Cumin Seeds

Product Description

Cumin is a flowering plant in the family Apiaceae, native to a territory including the Middle East and stretching east to India. Its seeds – each one contained within a fruit, which is dried – are used in the cuisines of many cultures in both whole and ground form.

Cumin is the dried seed of the herb Cuminum cyminum, a member of the  family. The cumin plant grows to 30–50 cm (12–20 in) tall and is harvested by hand.

We can offer you the following Cumin varieties:

  • Singapore Quality HPS: 1 to 2 % Admixture (Cleaned by Machine without dust & stone)
  • Europe Quality HPS:1 to 2 % Admixture (Big seeds, Cleaned by Machine without dust & stone)
  • USA Quality DHPS: 1 % Admixture (Supreme Quality Big seeds, Cleaned by Machine without dust & stone)

Cumin Seeds : Specifications

Whole Insects

By Count



Excreta Mammalian

By Mg./Lb.



Excreta Other

By Mg./Lb.




% by Weight



Insect Defiled / Infested

% by Weight



Extraneous Foriegn Matter

% by Weight



Ash. Max

% by Weight


14.00% max

Moisture Max.

%V / W



We can offer the following packaging options:

Type of Bags

New Multi Wall Paper Bag

P. P. Bag

Jute Bag

Custom Requirement


50 lb/ 22.68 kg / 25 kg

55.12 lb / 25 kg or 110.23 lb / 50 kg

110.23 lb / 50 kg

Please contact us

Container Capacity

20 Feet - 13 - 14 Metric Tons
40 Feet - 25 - 26 Metric Tons



Cumin is native to the Levant and Upper Egypt. It now grows in most hot countries especially India, North Africa, China and the Americas. The spice is specially associated with Morocco, where it is often smelt in the abundant street cookery of the medinas. Cumin was known to the Egyptians five meillenia ago; the seeds have been found in the Old kingdon Pyramids. The Romans and the Greeks used it medicinally and cosmetically to induce a pallid complexion. In Indian recipe, cumin is frequently confused with caraway, which it resembles in appearance though not in Taste, cumin being far more powerful..
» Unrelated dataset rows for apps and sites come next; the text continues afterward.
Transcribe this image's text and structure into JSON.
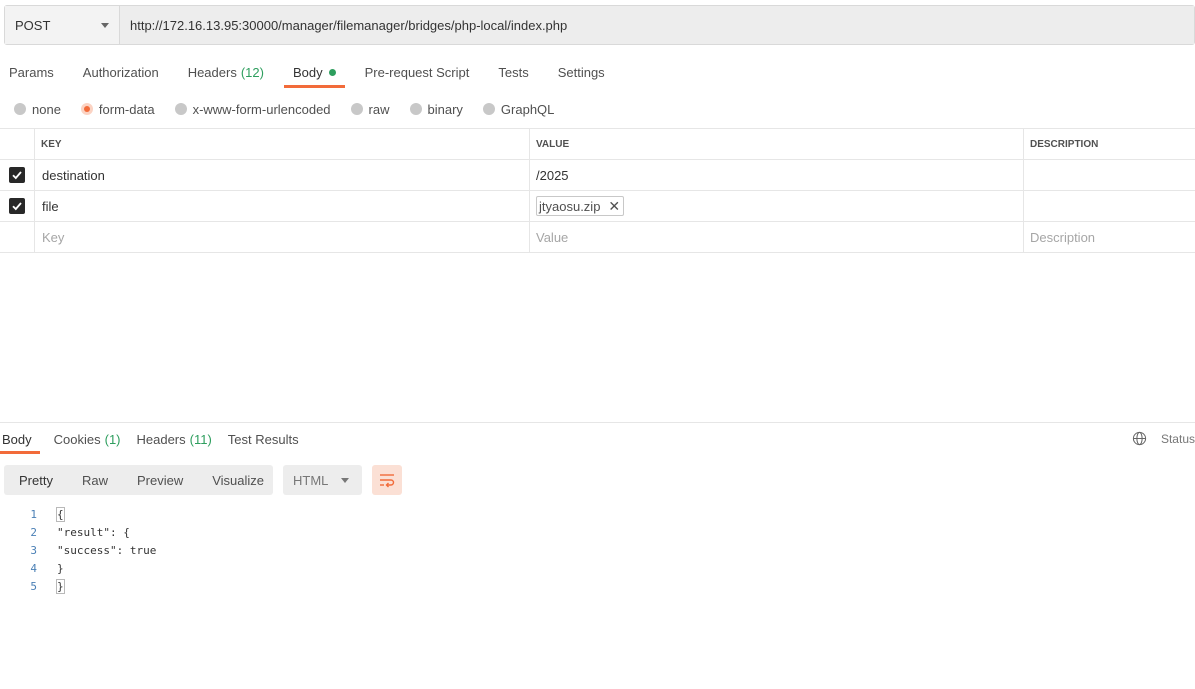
{
  "request": {
    "method": "POST",
    "url": "http://172.16.13.95:30000/manager/filemanager/bridges/php-local/index.php"
  },
  "request_tabs": [
    {
      "label": "Params",
      "count": ""
    },
    {
      "label": "Authorization",
      "count": ""
    },
    {
      "label": "Headers",
      "count": "(12)"
    },
    {
      "label": "Body",
      "count": ""
    },
    {
      "label": "Pre-request Script",
      "count": ""
    },
    {
      "label": "Tests",
      "count": ""
    },
    {
      "label": "Settings",
      "count": ""
    }
  ],
  "active_request_tab": "Body",
  "body_types": [
    "none",
    "form-data",
    "x-www-form-urlencoded",
    "raw",
    "binary",
    "GraphQL"
  ],
  "selected_body_type": "form-data",
  "table": {
    "headers": {
      "key": "KEY",
      "value": "VALUE",
      "description": "DESCRIPTION"
    },
    "rows": [
      {
        "checked": true,
        "key": "destination",
        "value": "/2025",
        "type": "text",
        "description": ""
      },
      {
        "checked": true,
        "key": "file",
        "value": "jtyaosu.zip",
        "type": "file",
        "description": ""
      }
    ],
    "placeholders": {
      "key": "Key",
      "value": "Value",
      "description": "Description"
    }
  },
  "response_tabs": [
    {
      "label": "Body",
      "count": ""
    },
    {
      "label": "Cookies",
      "count": "(1)"
    },
    {
      "label": "Headers",
      "count": "(11)"
    },
    {
      "label": "Test Results",
      "count": ""
    }
  ],
  "active_response_tab": "Body",
  "status_label": "Status",
  "view_modes": [
    "Pretty",
    "Raw",
    "Preview",
    "Visualize"
  ],
  "active_view_mode": "Pretty",
  "format": "HTML",
  "code_lines": [
    {
      "n": "1",
      "text": "{"
    },
    {
      "n": "2",
      "text": "\"result\": {"
    },
    {
      "n": "3",
      "text": "\"success\": true"
    },
    {
      "n": "4",
      "text": "}"
    },
    {
      "n": "5",
      "text": "}"
    }
  ],
  "colors": {
    "accent": "#f26b3a",
    "count_green": "#2e9e5e",
    "line_number_blue": "#4a7fb5"
  }
}
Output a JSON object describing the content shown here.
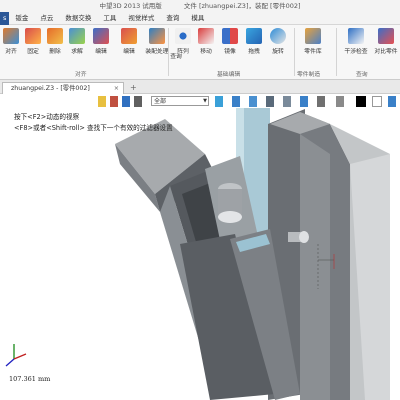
{
  "window": {
    "app_title": "中望3D 2013 试用版",
    "file_title": "文件 [zhuangpei.Z3]，装配 [零件002]"
  },
  "menu": {
    "tabs": [
      "s",
      "钣金",
      "点云",
      "数据交换",
      "工具",
      "视觉样式",
      "查询",
      "模具"
    ]
  },
  "ribbon": {
    "buttons": [
      {
        "label": "对齐",
        "icon": "align-icon"
      },
      {
        "label": "固定",
        "icon": "fix-icon"
      },
      {
        "label": "删除",
        "icon": "delete-icon"
      },
      {
        "label": "求解",
        "icon": "solve-icon"
      },
      {
        "label": "编辑",
        "icon": "edit-icon"
      },
      {
        "label": "编辑",
        "icon": "edit2-icon"
      },
      {
        "label": "装配处理",
        "icon": "assembly-process-icon"
      },
      {
        "label": "查询",
        "icon": "query-icon"
      },
      {
        "label": "阵列",
        "icon": "pattern-icon"
      },
      {
        "label": "移动",
        "icon": "move-icon"
      },
      {
        "label": "镜像",
        "icon": "mirror-icon"
      },
      {
        "label": "拖拽",
        "icon": "drag-icon"
      },
      {
        "label": "旋转",
        "icon": "rotate-icon"
      },
      {
        "label": "零件库",
        "icon": "part-library-icon"
      },
      {
        "label": "干涉检查",
        "icon": "interference-check-icon"
      },
      {
        "label": "对比零件",
        "icon": "compare-part-icon"
      }
    ],
    "groups": [
      "对齐",
      "基础编辑",
      "零件制造",
      "查询"
    ]
  },
  "document": {
    "tab_label": "zhuangpei.Z3 - [零件002]",
    "close": "×",
    "new_tab": "+"
  },
  "viewport": {
    "filter_value": "全部",
    "hint_line1": "按下<F2>动态的视察",
    "hint_line2": "<F8>或者<Shift-roll> 查找下一个有效的过滤器设置",
    "status_value": "107.361 mm"
  },
  "colors": {
    "accent": "#2b5797",
    "part_dark": "#5d6166",
    "part_mid": "#8a8f94",
    "part_light": "#b9bcbf",
    "shaft_blue": "#a9c9d6"
  }
}
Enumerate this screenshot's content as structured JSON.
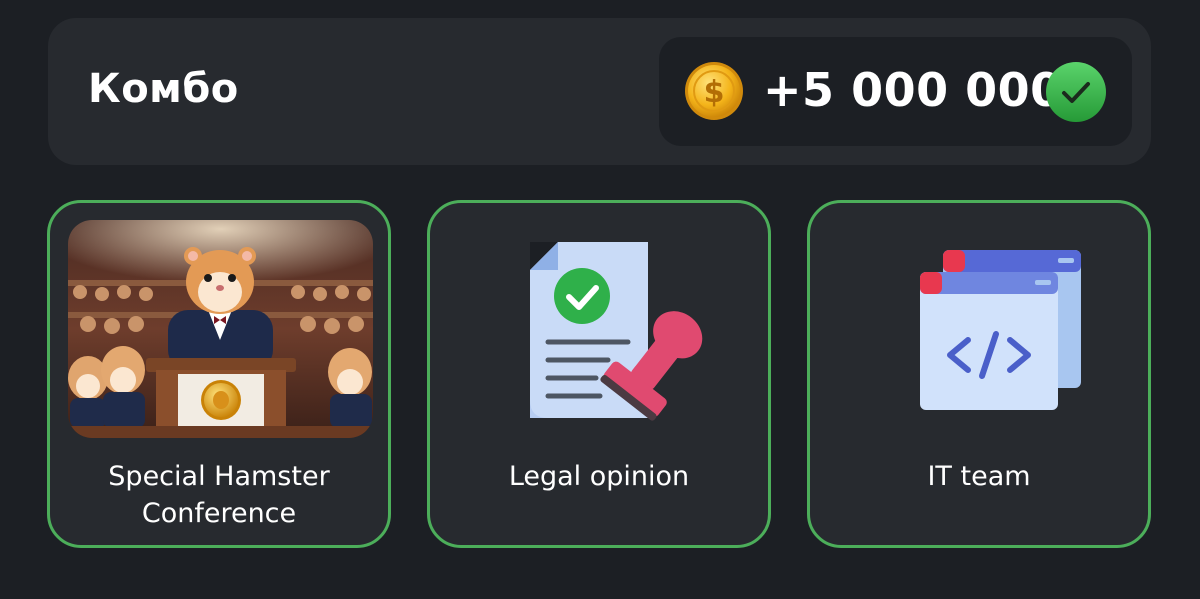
{
  "combo": {
    "title": "Комбо",
    "reward": "+5 000 000",
    "coin_icon": "dollar-coin-icon",
    "status_icon": "checkmark-icon",
    "status_color": "#3ab54a"
  },
  "cards": [
    {
      "label": "Special Hamster Conference",
      "image": "hamster-conference-image",
      "completed": true
    },
    {
      "label": "Legal opinion",
      "image": "legal-document-stamp-icon",
      "completed": true
    },
    {
      "label": "IT team",
      "image": "code-window-icon",
      "completed": true
    }
  ],
  "colors": {
    "background": "#1c1f24",
    "panel": "#272a2f",
    "accent_border": "#4cae5a"
  }
}
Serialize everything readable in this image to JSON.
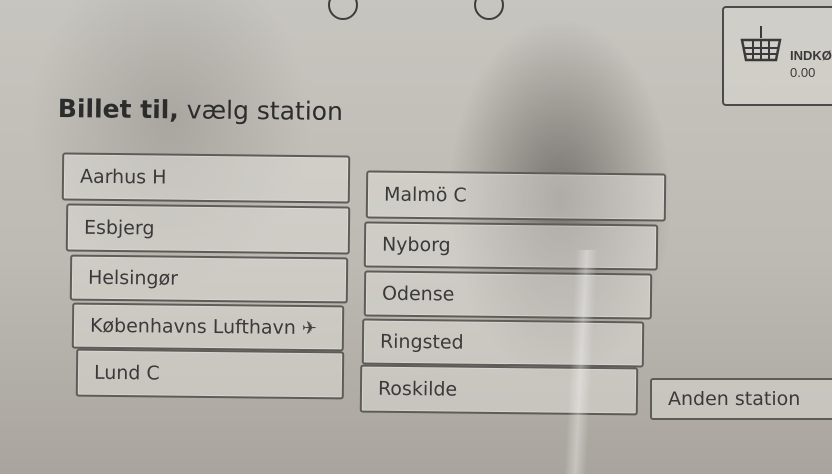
{
  "header": {
    "title_bold": "Billet til,",
    "title_rest": "vælg station"
  },
  "basket": {
    "icon": "basket-icon",
    "label": "INDKØ",
    "amount": "0.00"
  },
  "stations": {
    "left": [
      {
        "label": "Aarhus H"
      },
      {
        "label": "Esbjerg"
      },
      {
        "label": "Helsingør"
      },
      {
        "label": "Københavns Lufthavn",
        "icon": "airplane-icon"
      },
      {
        "label": "Lund C"
      }
    ],
    "right": [
      {
        "label": "Malmö C"
      },
      {
        "label": "Nyborg"
      },
      {
        "label": "Odense"
      },
      {
        "label": "Ringsted"
      },
      {
        "label": "Roskilde"
      }
    ]
  },
  "other_station": {
    "label": "Anden station"
  }
}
Cumin is used mainly where highly spiced foods are preferred. It is an ingradient of most curry powders and many savoury spice mixtures, and is used in stews, grills-especially lamb and chicken dishes. It gives bite to plain rice, and to beans and cakes. Small amounts can be usefully used in aubergine and kidney bean dishes. Cumin is essential in spicy Mexican foods such as chile con carne, casseroled pork and enchiladas and kidney bean dishes. In middle east, it is a familiar spice for fish dishes, grills, stews and flavours couscous-semolina steamed over meat and Vegetables, national dish of Morocco.